**** DATA LISTING ****

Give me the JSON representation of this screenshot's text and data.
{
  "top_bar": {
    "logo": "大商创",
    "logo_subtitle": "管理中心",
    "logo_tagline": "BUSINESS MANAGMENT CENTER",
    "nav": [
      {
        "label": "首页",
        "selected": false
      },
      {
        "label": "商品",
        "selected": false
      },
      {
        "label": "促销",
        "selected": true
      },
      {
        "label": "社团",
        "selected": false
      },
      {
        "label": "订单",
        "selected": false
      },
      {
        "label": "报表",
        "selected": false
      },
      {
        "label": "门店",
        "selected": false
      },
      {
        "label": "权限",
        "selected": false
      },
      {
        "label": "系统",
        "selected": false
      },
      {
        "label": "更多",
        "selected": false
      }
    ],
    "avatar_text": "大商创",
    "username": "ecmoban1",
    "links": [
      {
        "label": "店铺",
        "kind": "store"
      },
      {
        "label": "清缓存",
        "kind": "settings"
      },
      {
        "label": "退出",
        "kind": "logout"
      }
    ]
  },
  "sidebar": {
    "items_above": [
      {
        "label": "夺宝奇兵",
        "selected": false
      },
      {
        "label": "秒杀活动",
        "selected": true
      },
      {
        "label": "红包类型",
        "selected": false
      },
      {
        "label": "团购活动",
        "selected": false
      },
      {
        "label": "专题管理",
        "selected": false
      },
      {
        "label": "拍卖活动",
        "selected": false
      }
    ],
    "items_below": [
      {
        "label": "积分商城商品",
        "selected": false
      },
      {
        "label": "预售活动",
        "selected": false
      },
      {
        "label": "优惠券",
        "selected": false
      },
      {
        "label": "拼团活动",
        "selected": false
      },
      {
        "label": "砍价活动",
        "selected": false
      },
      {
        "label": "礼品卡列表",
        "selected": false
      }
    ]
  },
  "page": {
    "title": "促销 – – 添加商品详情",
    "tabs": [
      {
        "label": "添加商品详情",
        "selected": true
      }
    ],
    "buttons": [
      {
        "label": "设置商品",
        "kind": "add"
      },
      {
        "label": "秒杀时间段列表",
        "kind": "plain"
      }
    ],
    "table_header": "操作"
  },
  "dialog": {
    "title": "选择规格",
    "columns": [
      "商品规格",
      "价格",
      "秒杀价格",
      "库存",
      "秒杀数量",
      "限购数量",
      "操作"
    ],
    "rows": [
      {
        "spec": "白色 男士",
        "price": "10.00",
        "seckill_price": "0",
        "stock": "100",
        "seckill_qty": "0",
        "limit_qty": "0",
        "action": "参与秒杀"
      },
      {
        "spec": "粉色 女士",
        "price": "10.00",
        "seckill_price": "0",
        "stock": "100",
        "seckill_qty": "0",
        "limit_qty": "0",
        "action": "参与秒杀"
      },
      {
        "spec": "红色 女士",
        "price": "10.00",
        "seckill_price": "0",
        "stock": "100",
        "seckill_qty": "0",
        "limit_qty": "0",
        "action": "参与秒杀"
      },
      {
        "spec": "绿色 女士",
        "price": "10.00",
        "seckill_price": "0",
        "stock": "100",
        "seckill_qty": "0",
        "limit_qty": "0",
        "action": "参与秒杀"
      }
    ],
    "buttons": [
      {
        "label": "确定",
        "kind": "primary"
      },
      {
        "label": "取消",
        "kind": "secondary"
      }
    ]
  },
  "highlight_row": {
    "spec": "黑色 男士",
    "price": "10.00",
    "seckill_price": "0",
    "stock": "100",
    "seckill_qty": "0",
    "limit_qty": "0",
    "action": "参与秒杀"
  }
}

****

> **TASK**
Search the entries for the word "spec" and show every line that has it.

> **TASK ANSWER**
        "spec": "白色 男士",
        "spec": "粉色 女士",
        "spec": "红色 女士",
        "spec": "绿色 女士",
    "spec": "黑色 男士",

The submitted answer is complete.